* WHAT IS BEING ASKED *
Below are some entries; state how many of their lines include the word "JSON" and give no more than that number.
(Beginning of AVAILABLE RECORDS)
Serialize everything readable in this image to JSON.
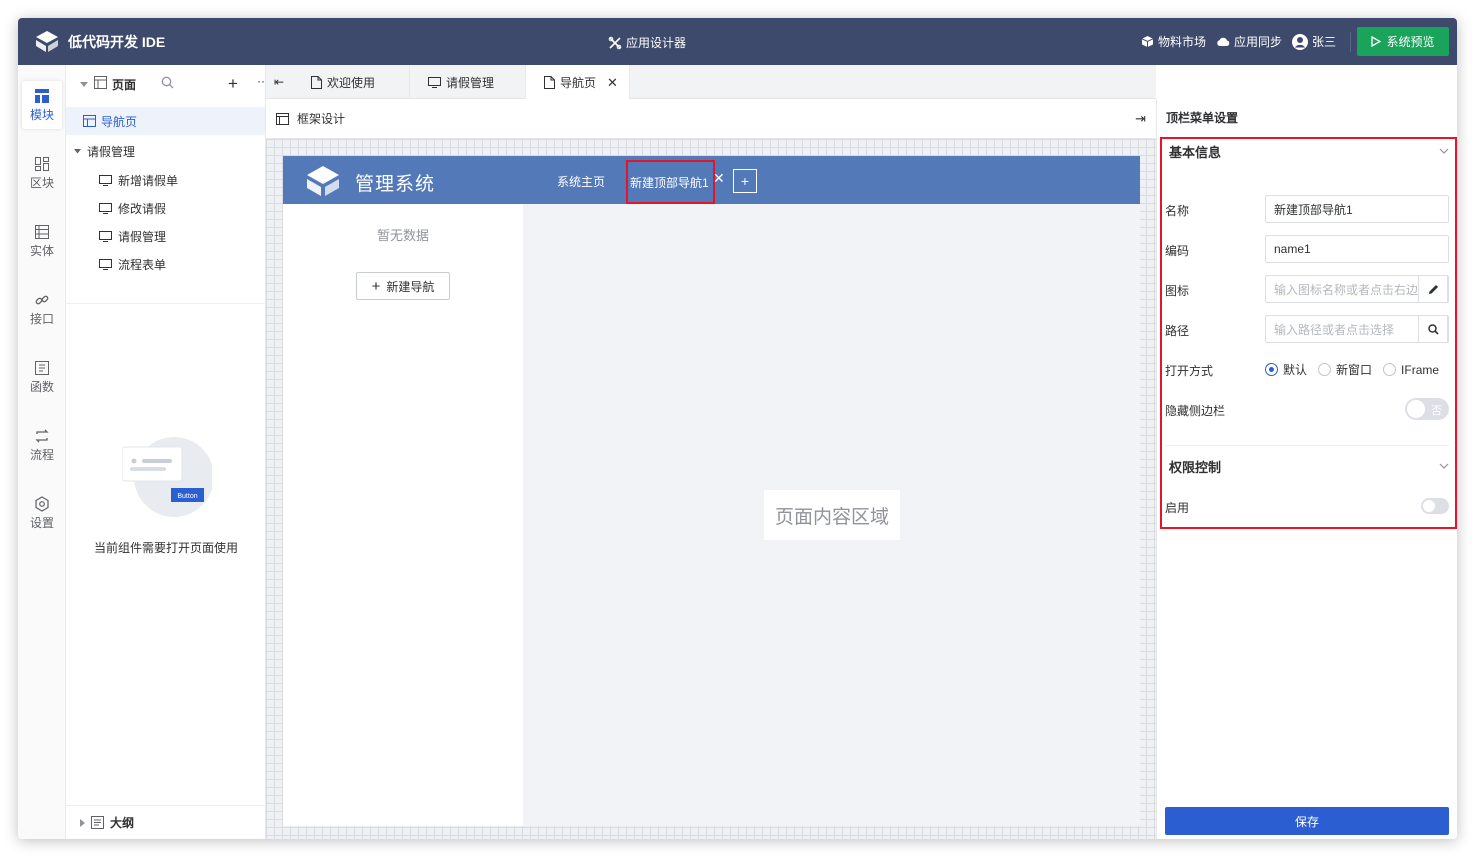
{
  "header": {
    "app_title": "低代码开发 IDE",
    "designer_label": "应用设计器",
    "market_label": "物料市场",
    "sync_label": "应用同步",
    "user_name": "张三",
    "preview_label": "系统预览"
  },
  "rail": {
    "items": [
      {
        "label": "模块",
        "icon": "module-icon"
      },
      {
        "label": "区块",
        "icon": "block-icon"
      },
      {
        "label": "实体",
        "icon": "entity-icon"
      },
      {
        "label": "接口",
        "icon": "api-icon"
      },
      {
        "label": "函数",
        "icon": "function-icon"
      },
      {
        "label": "流程",
        "icon": "flow-icon"
      },
      {
        "label": "设置",
        "icon": "settings-icon"
      }
    ]
  },
  "tree": {
    "header_label": "页面",
    "root_page": "导航页",
    "group_label": "请假管理",
    "children": [
      "新增请假单",
      "修改请假",
      "请假管理",
      "流程表单"
    ],
    "empty_badge": "Button",
    "empty_text": "当前组件需要打开页面使用",
    "outline_label": "大纲"
  },
  "tabs": [
    {
      "label": "欢迎使用"
    },
    {
      "label": "请假管理"
    },
    {
      "label": "导航页"
    }
  ],
  "frame": {
    "title": "框架设计",
    "app_name": "管理系统",
    "nav_home": "系统主页",
    "nav_new": "新建顶部导航1",
    "add_symbol": "+",
    "no_data": "暂无数据",
    "new_nav_label": "新建导航",
    "content_area": "页面内容区域"
  },
  "settings": {
    "title": "顶栏菜单设置",
    "basic_section": "基本信息",
    "name_label": "名称",
    "name_value": "新建顶部导航1",
    "code_label": "编码",
    "code_value": "name1",
    "icon_label": "图标",
    "icon_placeholder": "输入图标名称或者点击右边",
    "path_label": "路径",
    "path_placeholder": "输入路径或者点击选择",
    "open_label": "打开方式",
    "open_options": [
      "默认",
      "新窗口",
      "IFrame"
    ],
    "open_selected": "默认",
    "hide_sidebar_label": "隐藏侧边栏",
    "hide_sidebar_value": "否",
    "perm_section": "权限控制",
    "enable_label": "启用",
    "save_label": "保存"
  }
}
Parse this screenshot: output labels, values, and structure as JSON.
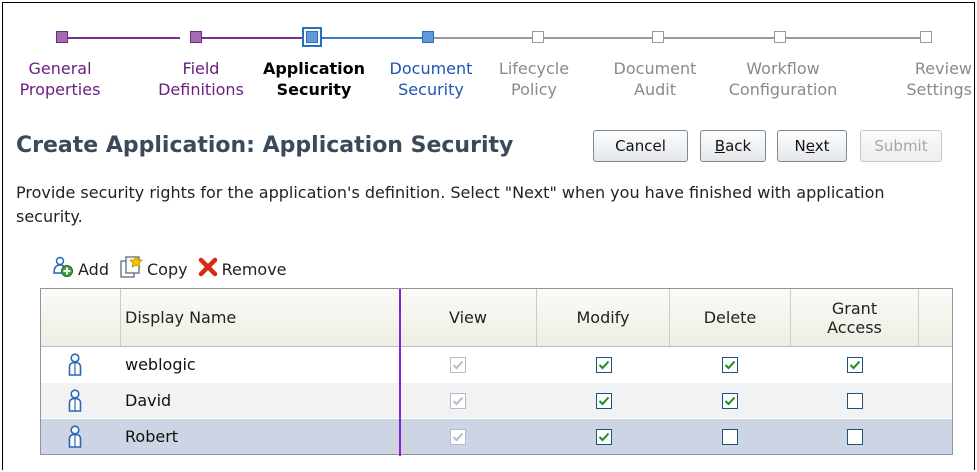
{
  "train": {
    "stops": [
      {
        "line1": "General",
        "line2": "Properties",
        "state": "visited"
      },
      {
        "line1": "Field",
        "line2": "Definitions",
        "state": "visited"
      },
      {
        "line1": "Application",
        "line2": "Security",
        "state": "current"
      },
      {
        "line1": "Document",
        "line2": "Security",
        "state": "next"
      },
      {
        "line1": "Lifecycle",
        "line2": "Policy",
        "state": "future"
      },
      {
        "line1": "Document",
        "line2": "Audit",
        "state": "future"
      },
      {
        "line1": "Workflow",
        "line2": "Configuration",
        "state": "future"
      },
      {
        "line1": "Review",
        "line2": "Settings",
        "state": "future"
      }
    ],
    "colors": {
      "visited": "#7b2e8f",
      "current": "#2a6fb8",
      "next": "#3c78c8",
      "future": "#9a9a9a"
    }
  },
  "page": {
    "title": "Create Application: Application Security",
    "description": "Provide security rights for the application's definition. Select \"Next\" when you have finished with application security."
  },
  "buttons": {
    "cancel": "Cancel",
    "back": "Back",
    "next": "Next",
    "submit": "Submit"
  },
  "toolbar": {
    "add": "Add",
    "copy": "Copy",
    "remove": "Remove"
  },
  "table": {
    "headers": {
      "display_name": "Display Name",
      "view": "View",
      "modify": "Modify",
      "delete": "Delete",
      "grant_access": "Grant Access"
    },
    "rows": [
      {
        "name": "weblogic",
        "view": true,
        "modify": true,
        "delete": true,
        "grant": true
      },
      {
        "name": "David",
        "view": true,
        "modify": true,
        "delete": true,
        "grant": false
      },
      {
        "name": "Robert",
        "view": true,
        "modify": true,
        "delete": false,
        "grant": false
      }
    ],
    "selected_row_index": 2
  }
}
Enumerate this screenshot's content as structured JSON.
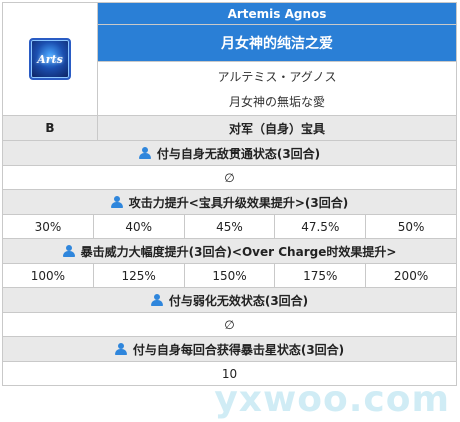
{
  "header": {
    "english_name": "Artemis Agnos",
    "chinese_name": "月女神的纯洁之爱",
    "japanese_name": "アルテミス・アグノス",
    "japanese_kanji": "月女神の無垢な愛",
    "card_icon_text": "Arts",
    "rank": "B",
    "type": "对军（自身）宝具"
  },
  "effects": [
    {
      "label": "付与自身无敌贯通状态(3回合)",
      "values": [
        "∅"
      ]
    },
    {
      "label": "攻击力提升<宝具升级效果提升>(3回合)",
      "values": [
        "30%",
        "40%",
        "45%",
        "47.5%",
        "50%"
      ]
    },
    {
      "label": "暴击威力大幅度提升(3回合)<Over Charge时效果提升>",
      "values": [
        "100%",
        "125%",
        "150%",
        "175%",
        "200%"
      ]
    },
    {
      "label": "付与弱化无效状态(3回合)",
      "values": [
        "∅"
      ]
    },
    {
      "label": "付与自身每回合获得暴击星状态(3回合)",
      "values": [
        "10"
      ]
    }
  ],
  "watermark": "yxwoo.com",
  "colors": {
    "header_blue": "#2a7fd6",
    "gray_row": "#e9e9e9",
    "icon_blue": "#2f86dc"
  }
}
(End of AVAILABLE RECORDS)
* EXERCISE ANSWER *
3